CEOs, like the rest of the country, are faced with the challenge of making sense of Trump’s policies and actions, but his favorite method of communication – Twitter – sows chaos not clarity. Typically, when CEOs or leaders want to convey an important message, they talk to key stakeholders, convene a meeting, or give a nuanced speech to build relationships and foster buy-in with targeted audiences. A tweet has no eye contact, nod, smile, or handshake. A tweet’s brevity can foster confusion because it has no context.
Tweets by the president singling out specific companies with thumbs up or down can rattle markets, precipitate boycotts, unnerve CEOs and boards, and affect stock prices – if however briefly.But even if they dislike Trump’s tweets, many business leaders are encouraged by the president’s attitude about rolling back regulations; his comments about reducing taxes are music to their ears. However, a reflexive decision to placate or ingratiate oneself to any powerful figure, even the President, may prove to be a big mistake. Trump may be gone in four years, or even sooner, but your customer and client base will be with you for decades.
Trump may, for example, brag about clamping down on the EPA and changing auto emission rules, but we have already made a paradigm shift to clean energy and improved emissions standards. People enjoy driving hybrid cars; many remember what it was like when cities were choking in smog and the Charles River was synonymous with dirty water. The specter of lead-contaminated water in Flint, Michigan, still hovers. So focus on your own stakeholders and pay attention to your real audience.
Improvisational Leadership skills may be required. When Trump yells, CEOs may have to speak softly. When he pushes, they may have to act like an aikido master to adroitly sidestep a punch. When he steps over the line, they may need to stand up. General Electric as well as Exxon Mobil have pushed back against Trump’s executive order aimed at gutting Obama’s Clean Power Plan. Similarly Levi Straus, Starbucks, Ford Motor, Coca Cola, and Nike joined numerous tech companies opposing the travel ban.

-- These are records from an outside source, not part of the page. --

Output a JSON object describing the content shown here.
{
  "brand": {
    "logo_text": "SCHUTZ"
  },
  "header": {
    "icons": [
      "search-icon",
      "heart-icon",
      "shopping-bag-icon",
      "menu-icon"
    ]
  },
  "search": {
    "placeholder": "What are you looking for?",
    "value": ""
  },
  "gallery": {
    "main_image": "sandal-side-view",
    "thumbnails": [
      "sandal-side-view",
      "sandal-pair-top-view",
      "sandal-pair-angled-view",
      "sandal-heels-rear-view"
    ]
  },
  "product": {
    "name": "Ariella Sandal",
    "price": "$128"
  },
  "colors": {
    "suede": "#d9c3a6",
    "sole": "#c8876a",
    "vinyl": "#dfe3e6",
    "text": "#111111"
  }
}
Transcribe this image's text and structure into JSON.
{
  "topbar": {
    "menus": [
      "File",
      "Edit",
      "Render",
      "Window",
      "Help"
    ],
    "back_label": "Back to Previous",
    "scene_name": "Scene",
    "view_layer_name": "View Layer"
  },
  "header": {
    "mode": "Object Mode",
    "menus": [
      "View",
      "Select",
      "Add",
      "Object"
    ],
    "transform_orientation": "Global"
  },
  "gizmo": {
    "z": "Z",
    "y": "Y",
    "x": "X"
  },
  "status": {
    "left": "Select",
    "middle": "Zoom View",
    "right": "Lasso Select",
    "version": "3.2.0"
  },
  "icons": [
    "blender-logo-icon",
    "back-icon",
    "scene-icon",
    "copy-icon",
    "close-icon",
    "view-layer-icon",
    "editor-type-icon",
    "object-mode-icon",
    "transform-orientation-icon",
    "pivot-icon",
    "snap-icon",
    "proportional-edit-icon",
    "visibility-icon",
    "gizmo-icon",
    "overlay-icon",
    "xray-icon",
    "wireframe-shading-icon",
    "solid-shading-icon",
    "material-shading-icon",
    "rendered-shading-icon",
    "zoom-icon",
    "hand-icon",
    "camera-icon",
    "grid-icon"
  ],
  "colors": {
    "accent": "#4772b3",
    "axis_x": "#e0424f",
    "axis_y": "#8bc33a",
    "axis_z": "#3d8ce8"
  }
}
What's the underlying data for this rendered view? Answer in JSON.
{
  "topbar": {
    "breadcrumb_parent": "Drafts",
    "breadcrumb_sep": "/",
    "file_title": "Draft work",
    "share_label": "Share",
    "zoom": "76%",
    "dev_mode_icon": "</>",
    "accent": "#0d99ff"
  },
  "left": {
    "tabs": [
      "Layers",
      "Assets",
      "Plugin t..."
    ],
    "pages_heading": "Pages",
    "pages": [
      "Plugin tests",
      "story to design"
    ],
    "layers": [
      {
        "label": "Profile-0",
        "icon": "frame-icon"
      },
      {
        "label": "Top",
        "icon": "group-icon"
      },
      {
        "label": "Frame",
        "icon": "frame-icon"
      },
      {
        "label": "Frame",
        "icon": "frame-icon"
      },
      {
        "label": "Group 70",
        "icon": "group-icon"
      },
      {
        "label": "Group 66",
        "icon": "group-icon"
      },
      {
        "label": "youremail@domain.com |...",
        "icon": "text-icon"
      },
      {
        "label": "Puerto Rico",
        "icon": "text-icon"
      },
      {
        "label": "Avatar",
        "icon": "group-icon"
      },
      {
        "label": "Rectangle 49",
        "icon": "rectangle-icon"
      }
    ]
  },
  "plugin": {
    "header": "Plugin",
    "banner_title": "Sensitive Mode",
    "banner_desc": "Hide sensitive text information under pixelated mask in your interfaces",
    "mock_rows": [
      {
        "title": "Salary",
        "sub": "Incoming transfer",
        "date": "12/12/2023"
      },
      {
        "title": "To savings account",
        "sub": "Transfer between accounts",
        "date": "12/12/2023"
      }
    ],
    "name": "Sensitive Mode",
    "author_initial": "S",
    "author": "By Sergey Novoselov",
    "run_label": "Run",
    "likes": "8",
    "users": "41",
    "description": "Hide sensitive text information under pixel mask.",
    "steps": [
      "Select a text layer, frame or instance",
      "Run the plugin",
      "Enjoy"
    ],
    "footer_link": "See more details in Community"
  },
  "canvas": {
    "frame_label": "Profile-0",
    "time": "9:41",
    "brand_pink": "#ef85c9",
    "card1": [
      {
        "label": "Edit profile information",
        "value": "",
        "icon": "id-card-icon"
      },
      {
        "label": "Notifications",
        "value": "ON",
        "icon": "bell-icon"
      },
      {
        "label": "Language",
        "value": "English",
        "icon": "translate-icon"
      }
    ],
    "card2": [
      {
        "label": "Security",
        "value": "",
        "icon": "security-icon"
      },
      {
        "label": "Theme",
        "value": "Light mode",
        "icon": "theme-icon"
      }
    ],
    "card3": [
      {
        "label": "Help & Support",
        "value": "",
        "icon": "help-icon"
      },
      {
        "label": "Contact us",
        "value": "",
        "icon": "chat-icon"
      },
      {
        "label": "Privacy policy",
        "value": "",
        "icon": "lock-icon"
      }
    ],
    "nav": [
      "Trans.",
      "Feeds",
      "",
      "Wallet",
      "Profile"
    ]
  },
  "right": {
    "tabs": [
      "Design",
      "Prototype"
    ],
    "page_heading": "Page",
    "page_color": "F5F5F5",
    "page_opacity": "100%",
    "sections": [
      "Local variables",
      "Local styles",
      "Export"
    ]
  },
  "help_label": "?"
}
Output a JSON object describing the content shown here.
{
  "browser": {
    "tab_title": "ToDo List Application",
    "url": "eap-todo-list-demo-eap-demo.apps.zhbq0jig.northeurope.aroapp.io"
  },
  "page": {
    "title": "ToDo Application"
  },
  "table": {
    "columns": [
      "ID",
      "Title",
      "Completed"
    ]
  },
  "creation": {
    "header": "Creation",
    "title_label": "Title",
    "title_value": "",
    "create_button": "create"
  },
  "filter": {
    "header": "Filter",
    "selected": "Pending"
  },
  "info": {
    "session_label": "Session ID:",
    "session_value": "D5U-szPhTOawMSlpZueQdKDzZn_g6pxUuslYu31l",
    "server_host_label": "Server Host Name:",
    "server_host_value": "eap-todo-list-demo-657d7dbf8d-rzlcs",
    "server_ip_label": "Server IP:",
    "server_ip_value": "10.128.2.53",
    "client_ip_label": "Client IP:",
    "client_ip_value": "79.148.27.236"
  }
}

Some observers say that Trump is a great improviser because he makes it up as he goes along. This is not accurate. The hallmark of a great improviser is the “Yes, And” mindset, in which rule number one is to make the other parties look good; this builds strong relationships, encourages collaboration, and moves the action forward. Trump is the guy who says, “No,” and then belittles anyone who disagrees with him. He throws chaos into the moment with distractions and promotes warring factions. In improvisational terms, Trump is a classic “blocker,” the guy who shuts down the process. He tosses out bombs. He steals the stage. He hogs the spotlight. He doesn’t listen.